**Goal of the exercise**
Print every entry again exactly, with no pictures.

**Listed records**
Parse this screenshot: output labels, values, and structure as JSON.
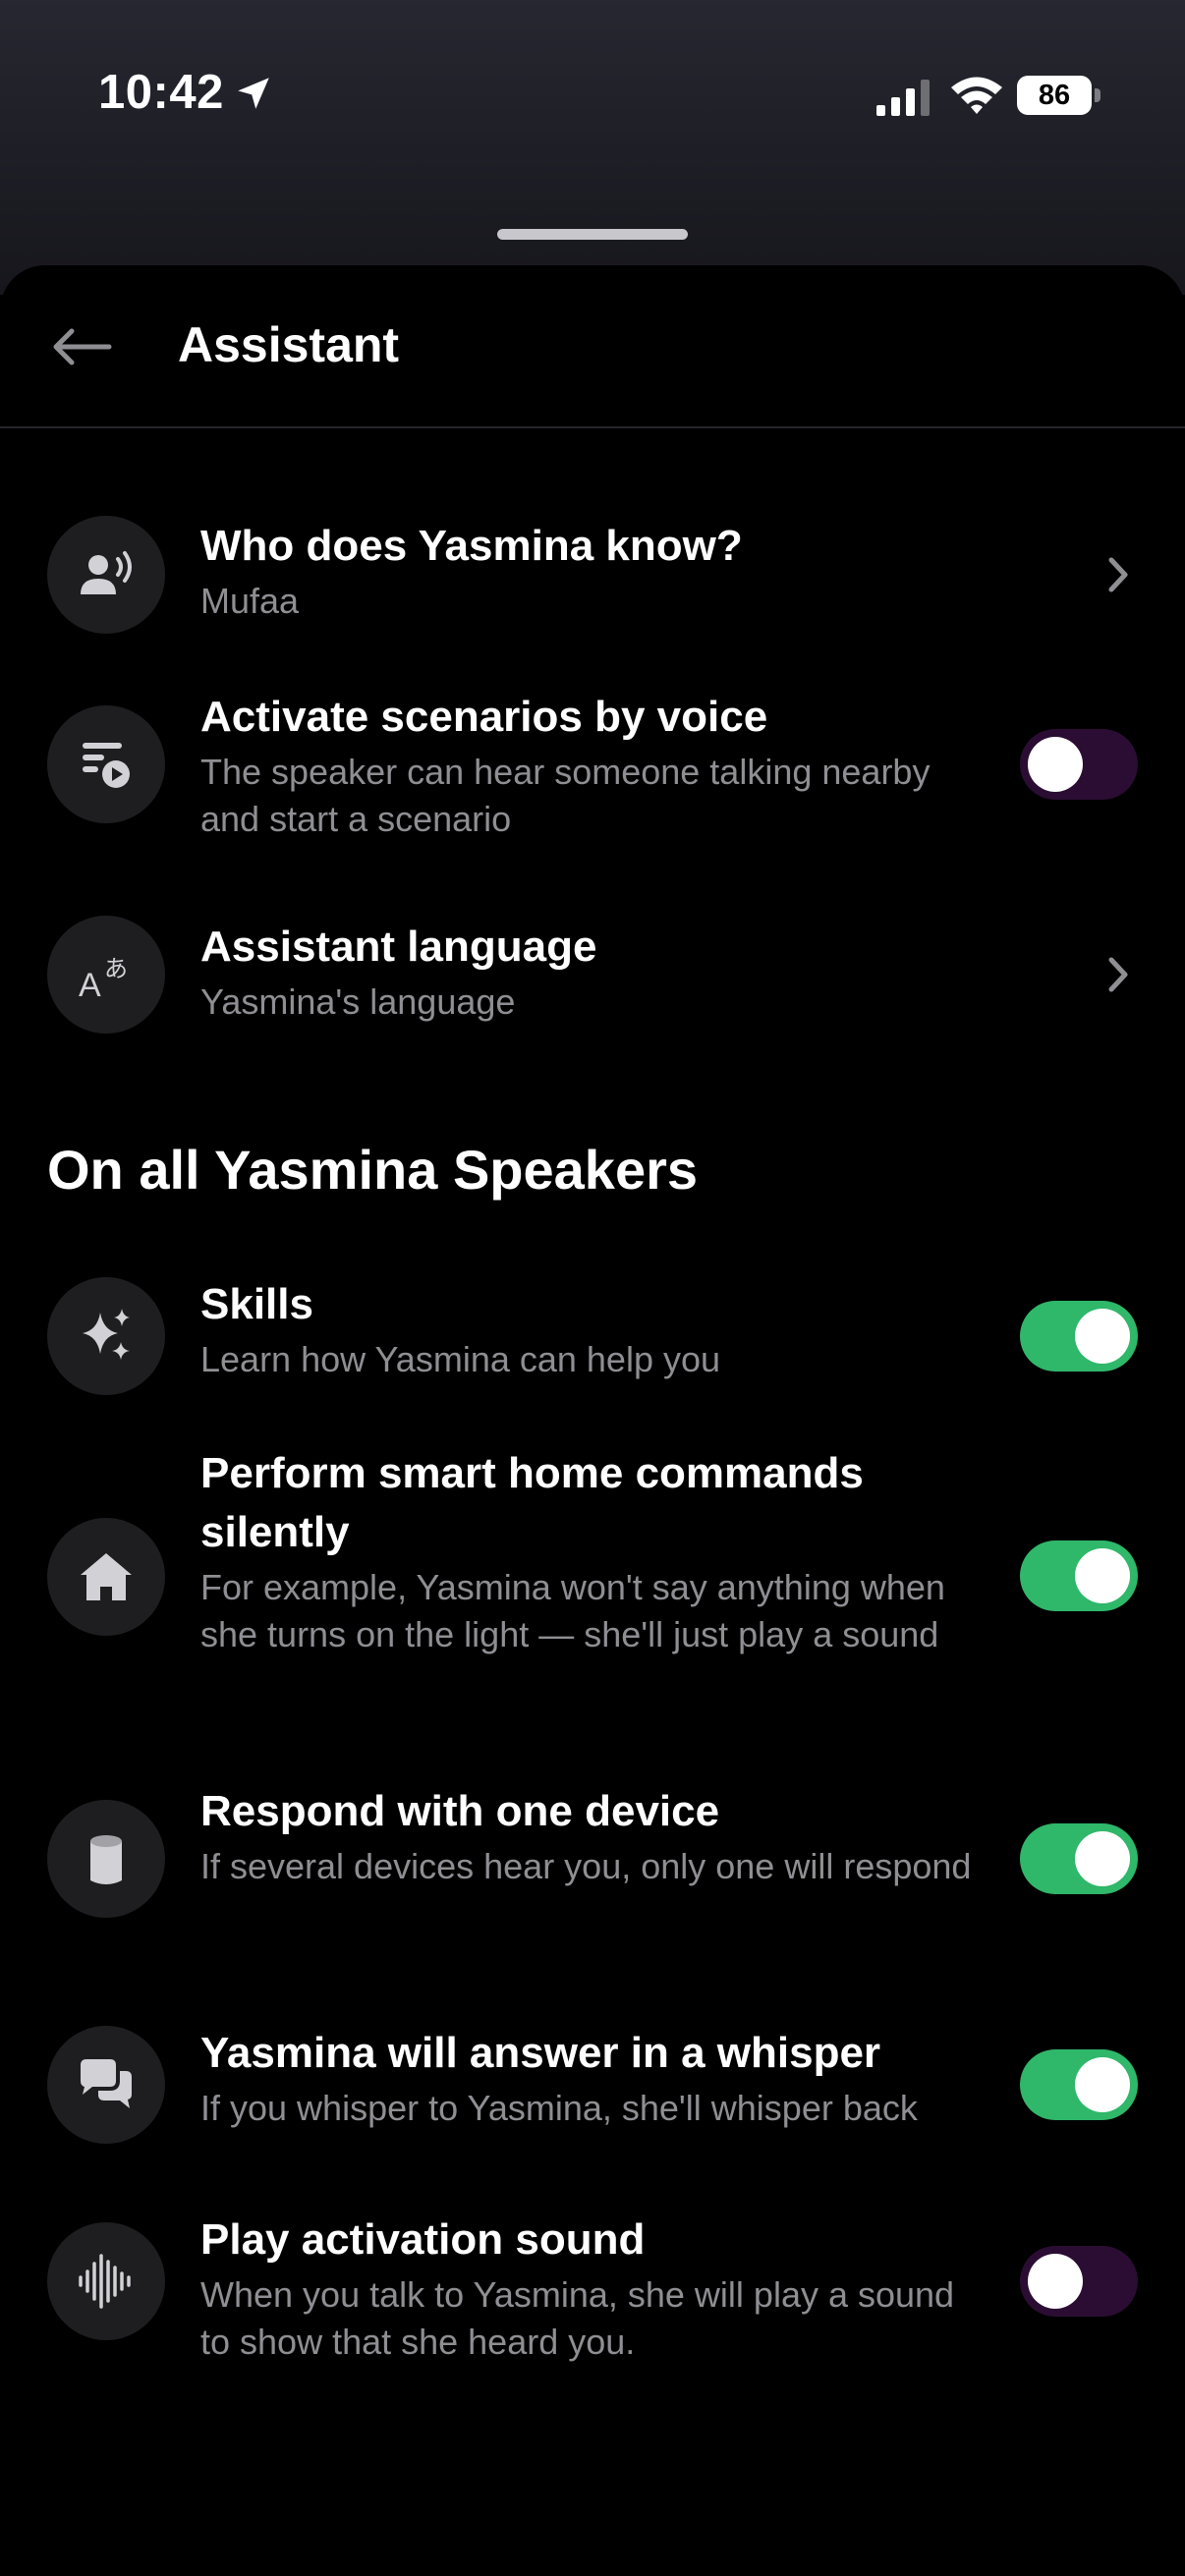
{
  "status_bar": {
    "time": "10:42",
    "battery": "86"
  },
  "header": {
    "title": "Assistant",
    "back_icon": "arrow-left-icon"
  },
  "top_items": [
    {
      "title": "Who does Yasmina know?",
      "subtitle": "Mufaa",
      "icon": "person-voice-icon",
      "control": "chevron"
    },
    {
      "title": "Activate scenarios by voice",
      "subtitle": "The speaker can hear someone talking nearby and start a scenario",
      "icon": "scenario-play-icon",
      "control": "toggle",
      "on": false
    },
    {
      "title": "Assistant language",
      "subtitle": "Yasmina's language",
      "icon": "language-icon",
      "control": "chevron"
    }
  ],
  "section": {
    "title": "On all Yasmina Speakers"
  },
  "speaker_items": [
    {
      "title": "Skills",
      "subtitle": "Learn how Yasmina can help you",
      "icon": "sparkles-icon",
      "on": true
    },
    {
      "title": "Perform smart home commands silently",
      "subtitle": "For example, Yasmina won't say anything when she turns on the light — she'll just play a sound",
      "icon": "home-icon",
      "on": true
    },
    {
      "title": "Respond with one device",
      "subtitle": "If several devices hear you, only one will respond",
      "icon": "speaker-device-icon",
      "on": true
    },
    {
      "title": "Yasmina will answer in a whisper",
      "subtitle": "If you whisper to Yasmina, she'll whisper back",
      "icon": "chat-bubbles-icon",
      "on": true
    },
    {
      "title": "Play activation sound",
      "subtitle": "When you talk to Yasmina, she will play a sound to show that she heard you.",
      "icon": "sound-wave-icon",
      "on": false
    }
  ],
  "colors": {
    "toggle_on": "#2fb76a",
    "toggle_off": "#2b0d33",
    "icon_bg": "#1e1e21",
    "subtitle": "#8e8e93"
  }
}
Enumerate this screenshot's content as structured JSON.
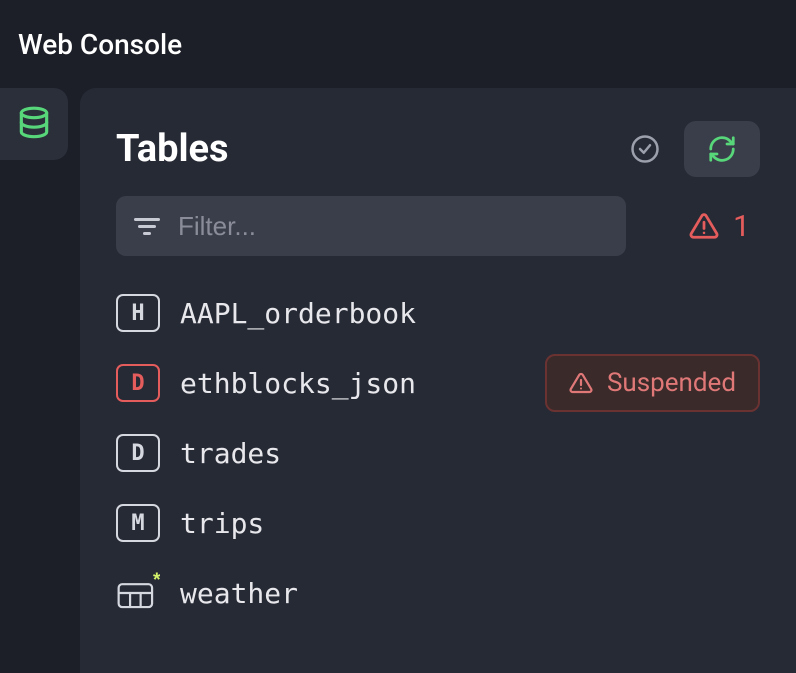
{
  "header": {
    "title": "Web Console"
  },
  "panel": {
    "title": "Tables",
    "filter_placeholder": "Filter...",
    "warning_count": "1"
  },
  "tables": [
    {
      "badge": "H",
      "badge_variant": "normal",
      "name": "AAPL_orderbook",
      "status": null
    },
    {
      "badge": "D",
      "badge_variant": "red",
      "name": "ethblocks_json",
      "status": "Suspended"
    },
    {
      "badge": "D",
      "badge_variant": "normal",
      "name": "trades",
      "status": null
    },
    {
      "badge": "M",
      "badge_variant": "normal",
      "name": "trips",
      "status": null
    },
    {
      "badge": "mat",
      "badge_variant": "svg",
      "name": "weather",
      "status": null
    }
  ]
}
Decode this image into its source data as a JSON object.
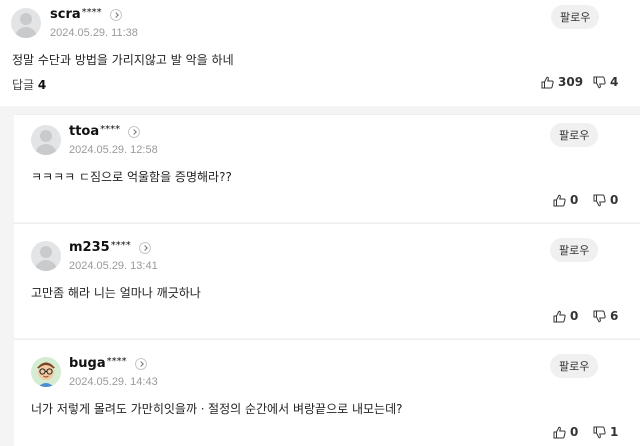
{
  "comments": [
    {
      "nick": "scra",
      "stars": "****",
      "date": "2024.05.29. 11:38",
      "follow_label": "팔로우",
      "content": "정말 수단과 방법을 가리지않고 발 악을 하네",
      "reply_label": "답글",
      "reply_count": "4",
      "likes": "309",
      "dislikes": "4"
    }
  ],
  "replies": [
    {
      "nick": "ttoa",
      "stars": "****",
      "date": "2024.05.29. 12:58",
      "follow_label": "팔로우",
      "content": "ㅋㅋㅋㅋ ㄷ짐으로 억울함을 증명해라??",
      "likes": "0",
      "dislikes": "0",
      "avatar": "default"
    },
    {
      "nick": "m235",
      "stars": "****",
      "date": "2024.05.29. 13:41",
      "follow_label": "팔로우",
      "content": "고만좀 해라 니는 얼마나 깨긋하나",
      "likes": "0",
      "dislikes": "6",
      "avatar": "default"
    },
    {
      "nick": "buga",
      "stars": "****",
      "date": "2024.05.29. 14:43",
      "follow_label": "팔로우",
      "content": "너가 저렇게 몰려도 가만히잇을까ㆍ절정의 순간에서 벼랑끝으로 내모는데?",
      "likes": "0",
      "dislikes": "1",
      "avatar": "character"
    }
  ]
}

**Reply to the task**
Parse this screenshot: output labels, values, and structure as JSON.
{
  "status_bar": {
    "time": "10:42",
    "battery": "86"
  },
  "header": {
    "title": "Assistant",
    "back_icon": "arrow-left-icon"
  },
  "top_items": [
    {
      "title": "Who does Yasmina know?",
      "subtitle": "Mufaa",
      "icon": "person-voice-icon",
      "control": "chevron"
    },
    {
      "title": "Activate scenarios by voice",
      "subtitle": "The speaker can hear someone talking nearby and start a scenario",
      "icon": "scenario-play-icon",
      "control": "toggle",
      "on": false
    },
    {
      "title": "Assistant language",
      "subtitle": "Yasmina's language",
      "icon": "language-icon",
      "control": "chevron"
    }
  ],
  "section": {
    "title": "On all Yasmina Speakers"
  },
  "speaker_items": [
    {
      "title": "Skills",
      "subtitle": "Learn how Yasmina can help you",
      "icon": "sparkles-icon",
      "on": true
    },
    {
      "title": "Perform smart home commands silently",
      "subtitle": "For example, Yasmina won't say anything when she turns on the light — she'll just play a sound",
      "icon": "home-icon",
      "on": true
    },
    {
      "title": "Respond with one device",
      "subtitle": "If several devices hear you, only one will respond",
      "icon": "speaker-device-icon",
      "on": true
    },
    {
      "title": "Yasmina will answer in a whisper",
      "subtitle": "If you whisper to Yasmina, she'll whisper back",
      "icon": "chat-bubbles-icon",
      "on": true
    },
    {
      "title": "Play activation sound",
      "subtitle": "When you talk to Yasmina, she will play a sound to show that she heard you.",
      "icon": "sound-wave-icon",
      "on": false
    }
  ],
  "colors": {
    "toggle_on": "#2fb76a",
    "toggle_off": "#2b0d33",
    "icon_bg": "#1e1e21",
    "subtitle": "#8e8e93"
  }
}
Enumerate this screenshot's content as structured JSON.
{
  "header": {
    "title": "Web Console"
  },
  "panel": {
    "title": "Tables",
    "filter_placeholder": "Filter...",
    "warning_count": "1"
  },
  "tables": [
    {
      "badge": "H",
      "badge_variant": "normal",
      "name": "AAPL_orderbook",
      "status": null
    },
    {
      "badge": "D",
      "badge_variant": "red",
      "name": "ethblocks_json",
      "status": "Suspended"
    },
    {
      "badge": "D",
      "badge_variant": "normal",
      "name": "trades",
      "status": null
    },
    {
      "badge": "M",
      "badge_variant": "normal",
      "name": "trips",
      "status": null
    },
    {
      "badge": "mat",
      "badge_variant": "svg",
      "name": "weather",
      "status": null
    }
  ]
}
Decode this image into its source data as a JSON object.
{
  "comments": [
    {
      "nick": "scra",
      "stars": "****",
      "date": "2024.05.29. 11:38",
      "follow_label": "팔로우",
      "content": "정말 수단과 방법을 가리지않고 발 악을 하네",
      "reply_label": "답글",
      "reply_count": "4",
      "likes": "309",
      "dislikes": "4"
    }
  ],
  "replies": [
    {
      "nick": "ttoa",
      "stars": "****",
      "date": "2024.05.29. 12:58",
      "follow_label": "팔로우",
      "content": "ㅋㅋㅋㅋ ㄷ짐으로 억울함을 증명해라??",
      "likes": "0",
      "dislikes": "0",
      "avatar": "default"
    },
    {
      "nick": "m235",
      "stars": "****",
      "date": "2024.05.29. 13:41",
      "follow_label": "팔로우",
      "content": "고만좀 해라 니는 얼마나 깨긋하나",
      "likes": "0",
      "dislikes": "6",
      "avatar": "default"
    },
    {
      "nick": "buga",
      "stars": "****",
      "date": "2024.05.29. 14:43",
      "follow_label": "팔로우",
      "content": "너가 저렇게 몰려도 가만히잇을까ㆍ절정의 순간에서 벼랑끝으로 내모는데?",
      "likes": "0",
      "dislikes": "1",
      "avatar": "character"
    }
  ]
}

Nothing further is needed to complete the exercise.